## Task objective
Go through the material below and copy all lines with "Todos".

* * * * * * * * *

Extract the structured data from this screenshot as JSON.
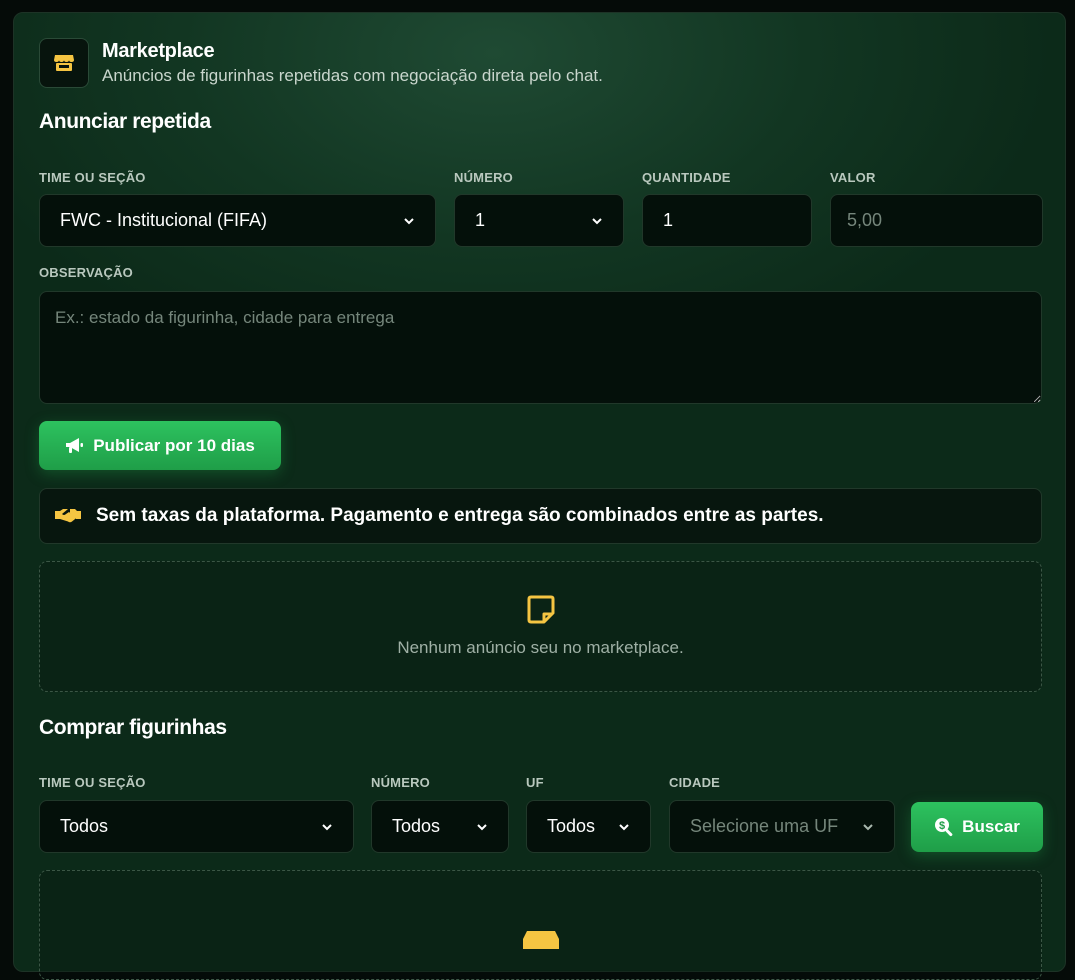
{
  "header": {
    "title": "Marketplace",
    "subtitle": "Anúncios de figurinhas repetidas com negociação direta pelo chat.",
    "icon": "store-icon"
  },
  "announce": {
    "section_title": "Anunciar repetida",
    "team_label": "TIME OU SEÇÃO",
    "team_value": "FWC - Institucional (FIFA)",
    "number_label": "NÚMERO",
    "number_value": "1",
    "quantity_label": "QUANTIDADE",
    "quantity_value": "1",
    "price_label": "VALOR",
    "price_placeholder": "5,00",
    "note_label": "OBSERVAÇÃO",
    "note_placeholder": "Ex.: estado da figurinha, cidade para entrega",
    "publish_label": "Publicar por 10 dias",
    "info_text": "Sem taxas da plataforma. Pagamento e entrega são combinados entre as partes.",
    "empty_text": "Nenhum anúncio seu no marketplace."
  },
  "buy": {
    "section_title": "Comprar figurinhas",
    "team_label": "TIME OU SEÇÃO",
    "team_value": "Todos",
    "number_label": "NÚMERO",
    "number_value": "Todos",
    "uf_label": "UF",
    "uf_value": "Todos",
    "city_label": "CIDADE",
    "city_value": "Selecione uma UF",
    "search_label": "Buscar"
  },
  "colors": {
    "accent_green": "#22a34c",
    "icon_yellow": "#f5c542"
  }
}
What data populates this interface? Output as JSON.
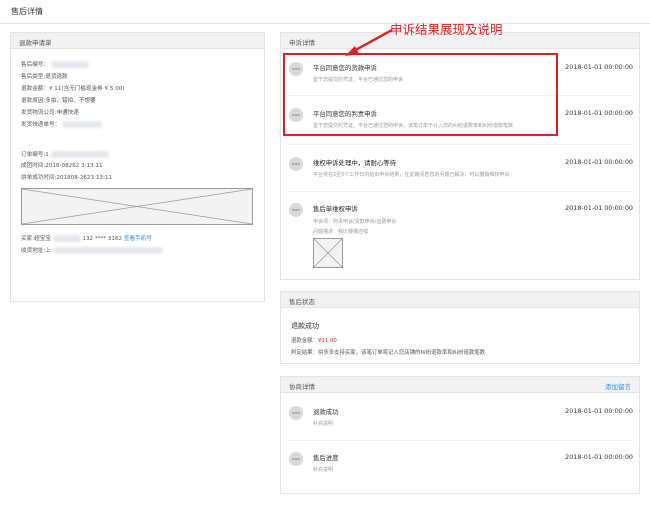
{
  "page": {
    "title": "售后详情"
  },
  "annotation": {
    "text": "申诉结果展现及说明",
    "color": "#e02020"
  },
  "left_panel": {
    "heading": "退款申请单",
    "fields": {
      "after_sale_no": "售后编号：",
      "after_sale_type": "售后类型:退货退款",
      "refund_amount": "退款金额：¥ 11(含无门槛现金券 ¥ 5.00)",
      "refund_reason": "退款原因:多拍、错拍、不想要",
      "logistics_company": "发货物流公司:申通快递",
      "tracking_no": "发货快递单号：",
      "order_no": "订单编号:1",
      "deal_time": "成团时间:2018-08262 3:13:11",
      "success_time": "拼单成功时间:201808-2623:13:11",
      "buyer_label": "买家:超宝宝",
      "buyer_phone": "132 **** 3162",
      "view_phone": "查看手机号",
      "shipping_address": "收货地址:上"
    }
  },
  "complaint_panel": {
    "heading": "申诉详情",
    "entries": [
      {
        "avatar": "icon",
        "title": "平台同意您的货款申诉",
        "time": "2018-01-01 00:00:00",
        "desc": "鉴于您提交的凭证，平台已通过您的申诉"
      },
      {
        "avatar": "icon",
        "title": "平台同意您的判责申诉",
        "time": "2018-01-01 00:00:00",
        "desc": "鉴于您提交的凭证，平台已通过您的申诉，该笔订单不计入您的纠纷退款率和纠纷退款笔数"
      },
      {
        "avatar": "icon",
        "title": "维权申诉处理中，请耐心等待",
        "time": "2018-01-01 00:00:00",
        "desc": "平台将在2至5个工作日内给出申诉结果，在此期间若您的问题已解决，可以撤销维权申诉"
      },
      {
        "avatar": "icon",
        "title": "售后单维权申诉",
        "time": "2018-01-01 00:00:00",
        "desc": "申诉项：判责申诉/货款申诉/运费申诉",
        "desc2": "问题描述：我比赛撸还嘿"
      }
    ]
  },
  "status_panel": {
    "heading": "售后状态",
    "status": "退款成功",
    "amount_label": "退款金额：",
    "amount_value": "¥11.00",
    "result": "判定结果：拼多多支持买家，该笔订单将记入您店铺的纠纷退款率和纠纷退款笔数"
  },
  "assist_panel": {
    "heading": "协商详情",
    "add_message": "添加留言",
    "entries": [
      {
        "avatar": "icon",
        "title": "退款成功",
        "time": "2018-01-01 00:00:00",
        "desc": "补充说明"
      },
      {
        "avatar": "icon",
        "title": "售后进度",
        "time": "2018-01-01 00:00:00",
        "desc": "补充说明"
      }
    ]
  }
}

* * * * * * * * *

## Solution to the problem
    "team_value": "Todos",
    "number_value": "Todos",
    "uf_value": "Todos",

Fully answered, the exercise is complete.